The report was co-authored by JAS and two partner organizations. Not only did independent spending on judicial elections rise sharply in that election cycle over the pre-Citizens United record; “Television ads backing candidates for high courts took a huge leap—over a quarter funded by special interests, much of it attack ads involving hot button issues and wild distortions of controversial rulings,” the commentary notes. Read moreNo comments
PennLive.com reported that senators opposed to the proposal had contended earlier it could have a harmful impact on a caseload in the appellate courts that already is heavy.
An advocate for the reductions, however, argued that the Legislature has been pressured to tighten its belt, while the courts seemed to evade the same pressure. ”I think reducing the size of the Supreme and Superior Court is not going to cause any dysfunction in our system,” said Sen. John Wozniak, a Democrat. Read moreNo comments
The National Association of Women Judges (NAWJ) has been awarded with an Emmy for its film “Fair and Free” featuring Justice at Stake Honorary Chair, former U.S. Supreme Court Justice Sandra Day O’Connor. As a part of a groundbreaking civics education campaign the film addresses “a dangerous gap in civic literacy in our nation.”
Digital Journal announced in a press release that the Emmy was presented by the National Capital Chesapeake Bay Chapter of the National Academy of Television Arts and Sciences. It was the only award given in the Public Service Announcement category. Anna Blackburne-Rigsby, a judge on the District of Columbia Court of Appeals in Washington, DC and NAWJ President made a statement on the importance of the campaign.
“Each day in American courts, thousands of judges preside over cases ranging from traffic offenses to tax and land disputes, child abuse and murder. The judicial system reflects the fabric of life in this country. And unlike legislators, a judge must stand apart from political and partisan ideas, and ensure each litigant’s case receives a fair and impartial hearing, with a resolution based on the law. That is the foundation of the public’s trust and confidence in the courts.”
The National Association of Women Judges is a Justice at Stake partner organization. For more news on public education efforts, see other posts from Gavel Grab here.No comments
Proposals to shrink two Pennsylvania appellate courts raise serious questions about ensuring access to justice for all state residents, Pennsylvanians for Modern Courts has warned.
“The Superior Court is already one of the busiest in the country. Reducing the number of judges while the caseload remains the same will result in increased delays and fewer published opinions,” said Lynn Marks, executive director of PMC, according to a Pennsylvania Record article. “And because the right to a speedy trial in criminal matters is a constitutionally protected right, the delays will disproportionately affect family court matters and business matters.”
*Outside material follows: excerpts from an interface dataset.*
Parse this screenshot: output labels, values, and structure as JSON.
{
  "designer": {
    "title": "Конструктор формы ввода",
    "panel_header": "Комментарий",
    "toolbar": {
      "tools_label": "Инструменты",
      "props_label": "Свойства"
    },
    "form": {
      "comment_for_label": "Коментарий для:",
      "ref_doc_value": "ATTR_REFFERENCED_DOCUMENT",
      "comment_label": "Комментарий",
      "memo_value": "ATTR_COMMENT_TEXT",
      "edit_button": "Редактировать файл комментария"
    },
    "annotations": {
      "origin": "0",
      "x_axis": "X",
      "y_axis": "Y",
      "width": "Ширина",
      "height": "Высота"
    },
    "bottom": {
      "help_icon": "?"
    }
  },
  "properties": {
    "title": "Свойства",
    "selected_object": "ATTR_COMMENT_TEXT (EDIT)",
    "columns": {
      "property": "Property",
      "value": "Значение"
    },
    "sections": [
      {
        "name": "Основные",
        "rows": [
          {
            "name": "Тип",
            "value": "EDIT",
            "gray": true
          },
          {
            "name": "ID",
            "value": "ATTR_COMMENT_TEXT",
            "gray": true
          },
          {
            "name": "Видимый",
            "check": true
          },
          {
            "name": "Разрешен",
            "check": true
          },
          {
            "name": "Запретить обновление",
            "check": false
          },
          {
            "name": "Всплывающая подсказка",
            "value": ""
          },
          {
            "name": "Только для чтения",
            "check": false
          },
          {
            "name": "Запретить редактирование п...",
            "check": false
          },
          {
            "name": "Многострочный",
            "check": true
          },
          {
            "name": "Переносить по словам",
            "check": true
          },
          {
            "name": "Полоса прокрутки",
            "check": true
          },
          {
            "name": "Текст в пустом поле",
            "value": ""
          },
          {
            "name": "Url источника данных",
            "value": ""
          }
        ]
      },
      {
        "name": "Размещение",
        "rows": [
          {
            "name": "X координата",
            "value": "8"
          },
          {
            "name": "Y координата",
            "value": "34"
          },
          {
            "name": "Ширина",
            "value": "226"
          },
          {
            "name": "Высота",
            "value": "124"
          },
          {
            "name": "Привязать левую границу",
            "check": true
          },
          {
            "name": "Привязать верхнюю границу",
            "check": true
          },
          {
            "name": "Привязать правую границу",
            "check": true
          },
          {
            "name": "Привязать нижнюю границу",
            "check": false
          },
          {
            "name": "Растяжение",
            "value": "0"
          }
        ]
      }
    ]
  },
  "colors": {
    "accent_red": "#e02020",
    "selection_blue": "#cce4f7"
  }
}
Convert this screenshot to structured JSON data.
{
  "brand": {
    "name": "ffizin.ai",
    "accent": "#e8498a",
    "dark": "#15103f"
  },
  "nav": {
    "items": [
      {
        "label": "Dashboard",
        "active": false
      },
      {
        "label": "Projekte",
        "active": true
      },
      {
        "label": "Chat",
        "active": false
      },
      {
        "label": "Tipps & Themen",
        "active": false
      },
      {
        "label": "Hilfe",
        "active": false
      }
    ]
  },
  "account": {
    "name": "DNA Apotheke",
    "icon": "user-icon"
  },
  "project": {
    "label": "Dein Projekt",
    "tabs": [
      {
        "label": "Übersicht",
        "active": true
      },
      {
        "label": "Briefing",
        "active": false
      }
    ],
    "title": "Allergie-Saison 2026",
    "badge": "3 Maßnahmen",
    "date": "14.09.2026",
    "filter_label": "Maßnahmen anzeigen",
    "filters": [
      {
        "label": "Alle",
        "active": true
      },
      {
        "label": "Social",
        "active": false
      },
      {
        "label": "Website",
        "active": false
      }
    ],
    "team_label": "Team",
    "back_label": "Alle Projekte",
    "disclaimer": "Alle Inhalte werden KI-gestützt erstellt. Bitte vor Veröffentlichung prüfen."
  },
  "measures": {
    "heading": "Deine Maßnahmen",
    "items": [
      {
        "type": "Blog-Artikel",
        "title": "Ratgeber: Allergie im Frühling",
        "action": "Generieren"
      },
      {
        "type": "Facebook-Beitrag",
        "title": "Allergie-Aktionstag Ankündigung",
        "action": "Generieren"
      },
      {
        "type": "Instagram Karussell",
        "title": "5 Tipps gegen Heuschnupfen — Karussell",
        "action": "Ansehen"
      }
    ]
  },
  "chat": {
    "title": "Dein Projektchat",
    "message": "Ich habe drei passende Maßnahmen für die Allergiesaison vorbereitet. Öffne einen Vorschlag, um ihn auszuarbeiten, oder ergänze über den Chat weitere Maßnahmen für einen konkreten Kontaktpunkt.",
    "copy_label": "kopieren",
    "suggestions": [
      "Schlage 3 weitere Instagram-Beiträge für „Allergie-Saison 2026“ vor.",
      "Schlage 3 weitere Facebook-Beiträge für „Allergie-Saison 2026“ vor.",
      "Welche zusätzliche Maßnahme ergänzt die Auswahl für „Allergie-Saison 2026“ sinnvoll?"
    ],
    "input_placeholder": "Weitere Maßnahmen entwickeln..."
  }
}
“Reducing the number of [state Supreme Court] justices will likely have a negative impact on how the entire court system functions and lead to a decrease in the number of cases the Supreme Court agrees to hear,” said Marks. “The potential negative impact of these provisions cannot be overstated.”